**EXERCISE DESCRIPTION:** Look through the listing below and report every line that contains "this".

+===+

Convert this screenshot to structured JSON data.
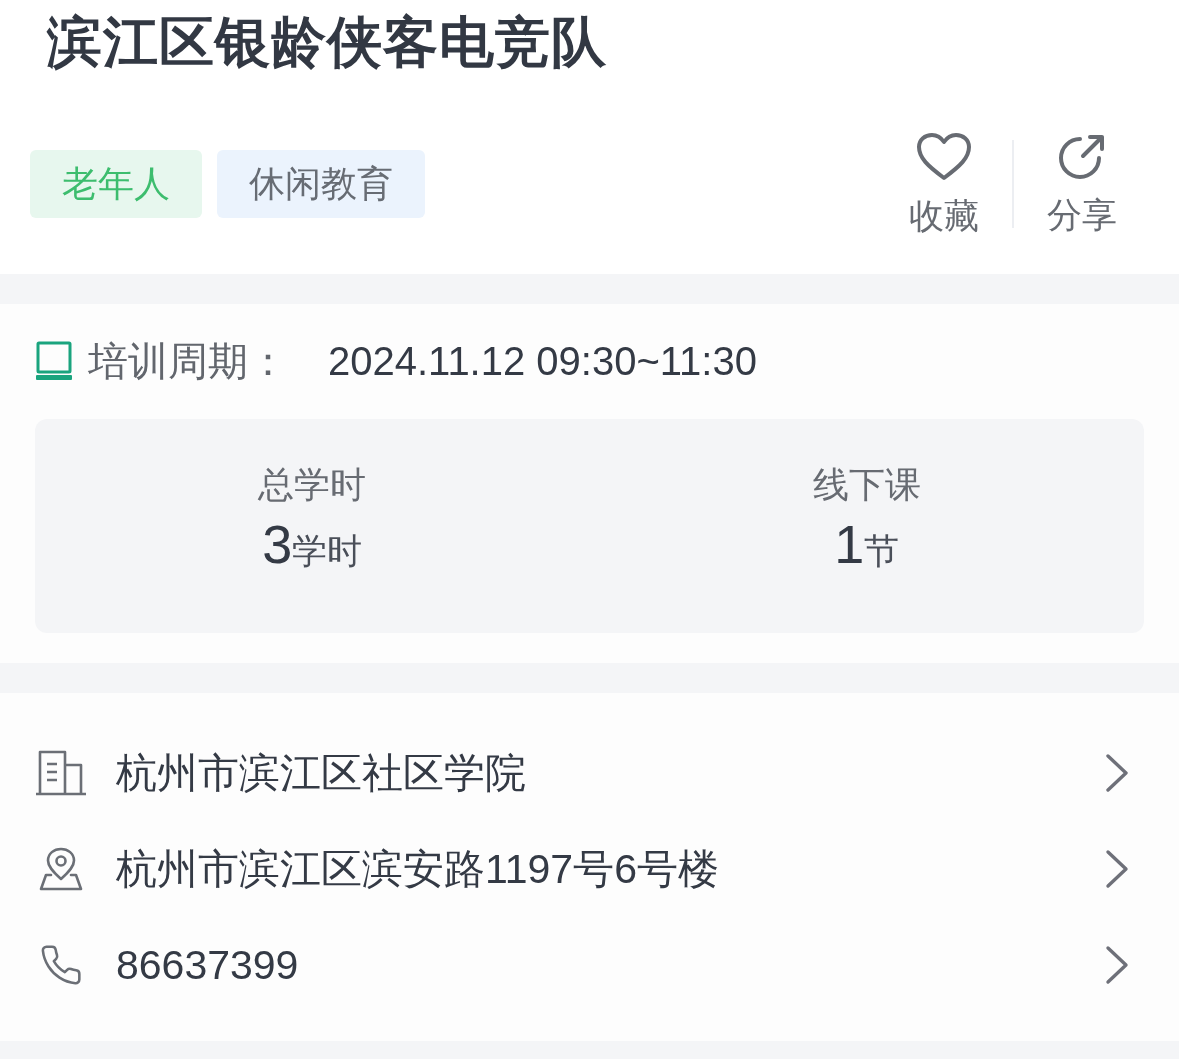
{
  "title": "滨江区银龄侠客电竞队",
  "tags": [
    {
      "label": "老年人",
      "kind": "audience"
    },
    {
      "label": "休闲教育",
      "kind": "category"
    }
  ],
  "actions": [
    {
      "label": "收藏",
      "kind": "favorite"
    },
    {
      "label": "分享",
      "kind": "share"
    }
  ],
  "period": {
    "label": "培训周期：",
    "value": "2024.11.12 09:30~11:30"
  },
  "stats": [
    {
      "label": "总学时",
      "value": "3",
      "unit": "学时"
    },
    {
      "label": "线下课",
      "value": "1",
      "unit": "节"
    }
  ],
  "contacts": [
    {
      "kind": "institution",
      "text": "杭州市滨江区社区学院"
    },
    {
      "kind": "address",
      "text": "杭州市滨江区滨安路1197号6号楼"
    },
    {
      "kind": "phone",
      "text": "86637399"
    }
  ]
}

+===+

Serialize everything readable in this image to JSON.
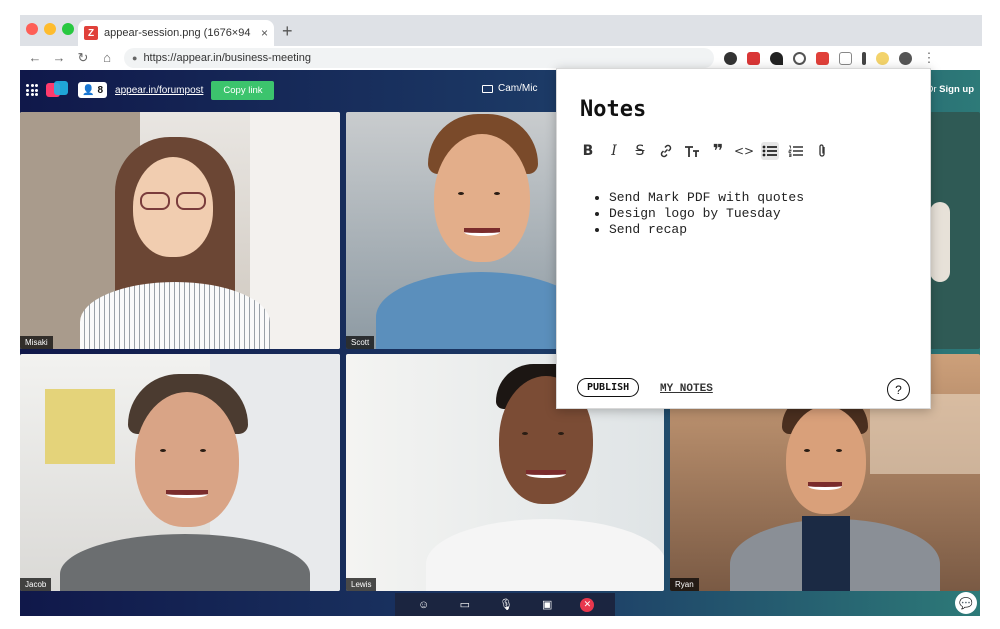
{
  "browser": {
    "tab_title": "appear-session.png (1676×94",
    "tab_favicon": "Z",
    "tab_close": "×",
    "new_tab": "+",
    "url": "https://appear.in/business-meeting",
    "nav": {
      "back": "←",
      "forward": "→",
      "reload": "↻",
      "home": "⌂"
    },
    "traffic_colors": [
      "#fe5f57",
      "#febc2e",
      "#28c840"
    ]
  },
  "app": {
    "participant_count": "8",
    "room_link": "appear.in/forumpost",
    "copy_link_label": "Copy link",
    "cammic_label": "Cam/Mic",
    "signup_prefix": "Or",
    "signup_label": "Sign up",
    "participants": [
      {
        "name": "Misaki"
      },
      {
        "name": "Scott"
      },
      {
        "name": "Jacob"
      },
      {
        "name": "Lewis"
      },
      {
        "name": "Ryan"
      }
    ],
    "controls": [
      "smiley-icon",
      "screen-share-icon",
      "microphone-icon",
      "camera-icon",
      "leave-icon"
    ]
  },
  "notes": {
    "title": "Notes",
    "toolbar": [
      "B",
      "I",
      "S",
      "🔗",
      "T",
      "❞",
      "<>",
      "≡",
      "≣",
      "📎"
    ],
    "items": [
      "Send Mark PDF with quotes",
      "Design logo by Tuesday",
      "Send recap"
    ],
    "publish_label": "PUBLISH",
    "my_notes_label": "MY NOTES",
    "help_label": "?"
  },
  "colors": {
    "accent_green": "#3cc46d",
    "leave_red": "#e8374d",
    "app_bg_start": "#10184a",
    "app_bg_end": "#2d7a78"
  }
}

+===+

**FINISHED EXERCISE:**
Convert this screenshot to structured JSON data.
Serialize everything readable in this image to JSON.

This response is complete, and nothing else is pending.